⟨
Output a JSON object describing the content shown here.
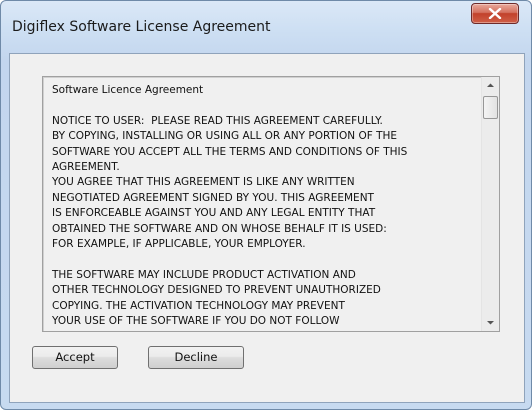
{
  "window": {
    "title": "Digiflex Software License Agreement",
    "close_icon": "close-x-icon"
  },
  "license": {
    "text": "Software Licence Agreement\n\nNOTICE TO USER:  PLEASE READ THIS AGREEMENT CAREFULLY.\nBY COPYING, INSTALLING OR USING ALL OR ANY PORTION OF THE\nSOFTWARE YOU ACCEPT ALL THE TERMS AND CONDITIONS OF THIS\nAGREEMENT.\nYOU AGREE THAT THIS AGREEMENT IS LIKE ANY WRITTEN\nNEGOTIATED AGREEMENT SIGNED BY YOU. THIS AGREEMENT\nIS ENFORCEABLE AGAINST YOU AND ANY LEGAL ENTITY THAT\nOBTAINED THE SOFTWARE AND ON WHOSE BEHALF IT IS USED:\nFOR EXAMPLE, IF APPLICABLE, YOUR EMPLOYER.\n\nTHE SOFTWARE MAY INCLUDE PRODUCT ACTIVATION AND\nOTHER TECHNOLOGY DESIGNED TO PREVENT UNAUTHORIZED\nCOPYING. THE ACTIVATION TECHNOLOGY MAY PREVENT\nYOUR USE OF THE SOFTWARE IF YOU DO NOT FOLLOW",
    "scroll_position": 0.0
  },
  "buttons": {
    "accept": "Accept",
    "decline": "Decline"
  },
  "colors": {
    "close_button": "#c7412b",
    "frame": "#c7daf0",
    "client": "#f0f0f0"
  }
}
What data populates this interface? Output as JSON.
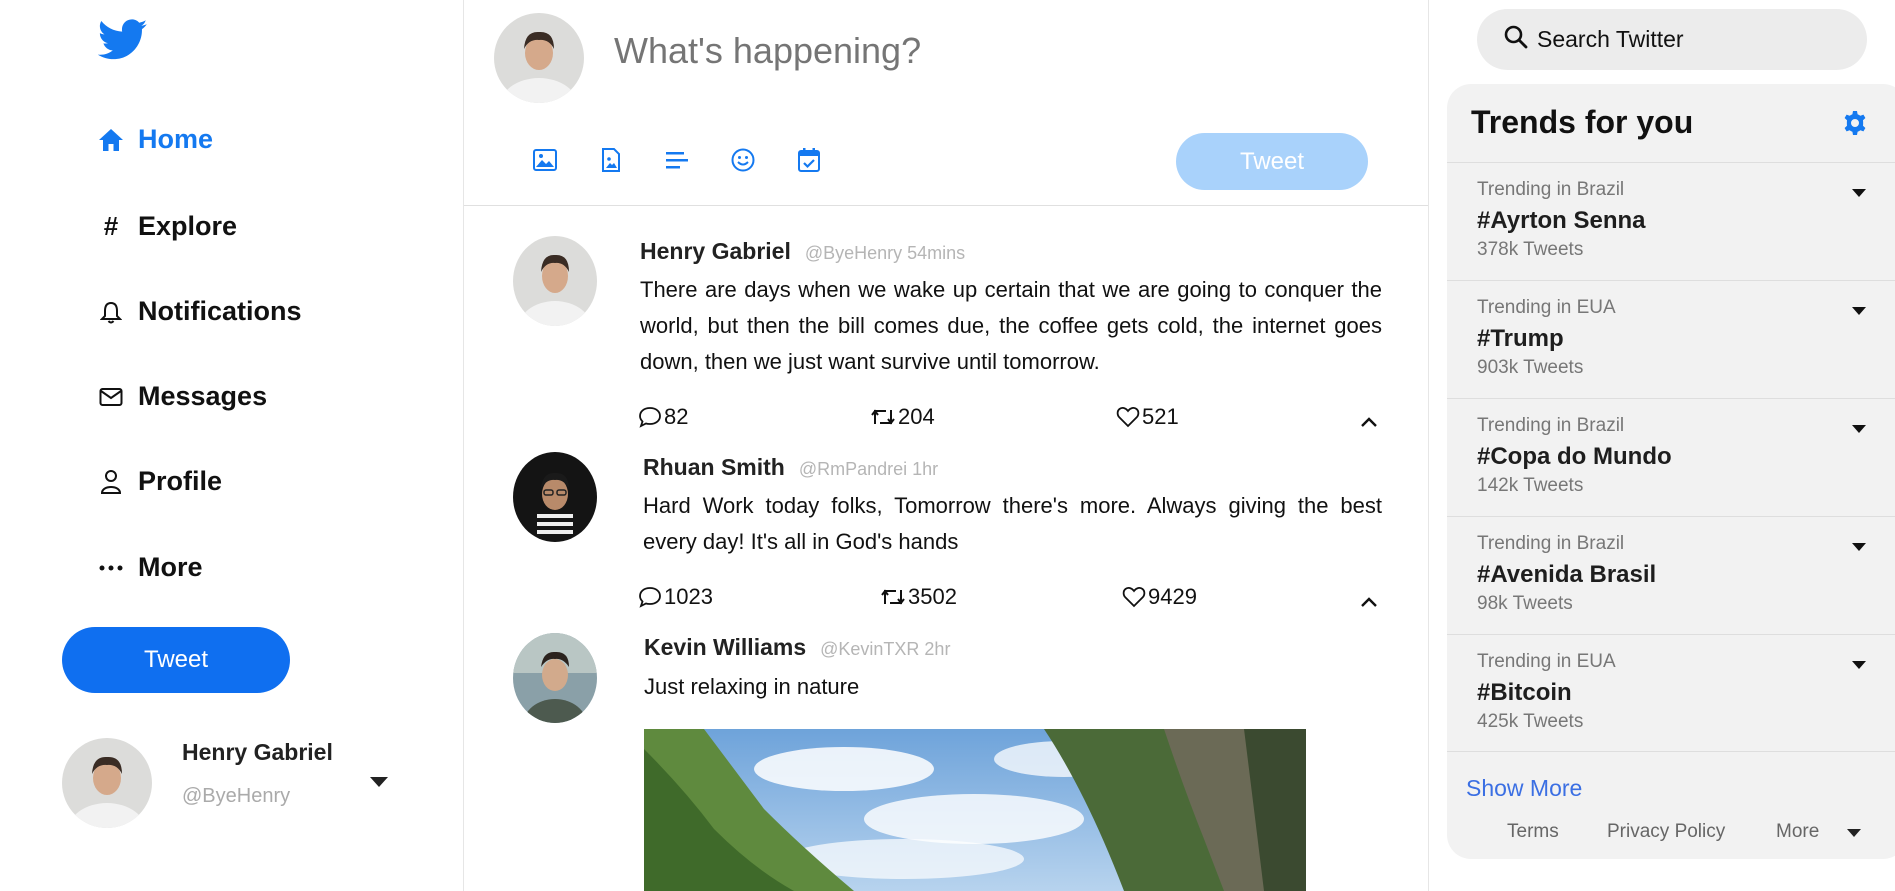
{
  "colors": {
    "accent": "#1479f0",
    "tweet_button": "#0f6ff0",
    "tweet_button_disabled": "#a9d2fb",
    "link": "#3b6fe3"
  },
  "sidebar": {
    "logo_icon": "twitter-bird-icon",
    "items": [
      {
        "label": "Home",
        "icon": "home-icon"
      },
      {
        "label": "Explore",
        "icon": "hashtag-icon"
      },
      {
        "label": "Notifications",
        "icon": "bell-icon"
      },
      {
        "label": "Messages",
        "icon": "envelope-icon"
      },
      {
        "label": "Profile",
        "icon": "user-icon"
      },
      {
        "label": "More",
        "icon": "ellipsis-icon"
      }
    ],
    "tweet_label": "Tweet",
    "account": {
      "name": "Henry Gabriel",
      "handle": "@ByeHenry"
    }
  },
  "compose": {
    "placeholder": "What's happening?",
    "tools": [
      "image-icon",
      "file-image-icon",
      "poll-icon",
      "emoji-icon",
      "schedule-icon"
    ],
    "tweet_label": "Tweet"
  },
  "feed": [
    {
      "name": "Henry Gabriel",
      "handle": "@ByeHenry 54mins",
      "text": "There are days when we wake up certain that we are going to conquer the world, but then the bill comes due, the coffee gets cold, the internet goes down, then we just want survive until tomorrow.",
      "replies": "82",
      "retweets": "204",
      "likes": "521"
    },
    {
      "name": "Rhuan Smith",
      "handle": "@RmPandrei 1hr",
      "text": "Hard Work today folks, Tomorrow there's more. Always giving the best every day! It's all in God's hands",
      "replies": "1023",
      "retweets": "3502",
      "likes": "9429"
    },
    {
      "name": "Kevin Williams",
      "handle": "@KevinTXR 2hr",
      "text": "Just relaxing in nature"
    }
  ],
  "search": {
    "placeholder": "Search Twitter"
  },
  "trends": {
    "title": "Trends for you",
    "items": [
      {
        "location": "Trending in Brazil",
        "tag": "#Ayrton Senna",
        "count": "378k Tweets"
      },
      {
        "location": "Trending in EUA",
        "tag": "#Trump",
        "count": "903k Tweets"
      },
      {
        "location": "Trending in Brazil",
        "tag": "#Copa do Mundo",
        "count": "142k Tweets"
      },
      {
        "location": "Trending in Brazil",
        "tag": "#Avenida Brasil",
        "count": "98k Tweets"
      },
      {
        "location": "Trending in EUA",
        "tag": "#Bitcoin",
        "count": "425k Tweets"
      }
    ],
    "show_more": "Show More",
    "footer": {
      "terms": "Terms",
      "privacy": "Privacy Policy",
      "more": "More"
    }
  }
}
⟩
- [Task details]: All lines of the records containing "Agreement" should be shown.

- [Task response]:
    "title": "Digiflex Software License Agreement",
    "text": "Software Licence Agreement\n\nNOTICE TO USER:  PLEASE READ THIS AGREEMENT CAREFULLY.\nBY COPYING, INSTALLING OR USING ALL OR ANY PORTION OF THE\nSOFTWARE YOU ACCEPT ALL THE TERMS AND CONDITIONS OF THIS\nAGREEMENT.\nYOU AGREE THAT THIS AGREEMENT IS LIKE ANY WRITTEN\nNEGOTIATED AGREEMENT SIGNED BY YOU. THIS AGREEMENT\nIS ENFORCEABLE AGAINST YOU AND ANY LEGAL ENTITY THAT\nOBTAINED THE SOFTWARE AND ON WHOSE BEHALF IT IS USED:\nFOR EXAMPLE, IF APPLICABLE, YOUR EMPLOYER.\n\nTHE SOFTWARE MAY INCLUDE PRODUCT ACTIVATION AND\nOTHER TECHNOLOGY DESIGNED TO PREVENT UNAUTHORIZED\nCOPYING. THE ACTIVATION TECHNOLOGY MAY PREVENT\nYOUR USE OF THE SOFTWARE IF YOU DO NOT FOLLOW",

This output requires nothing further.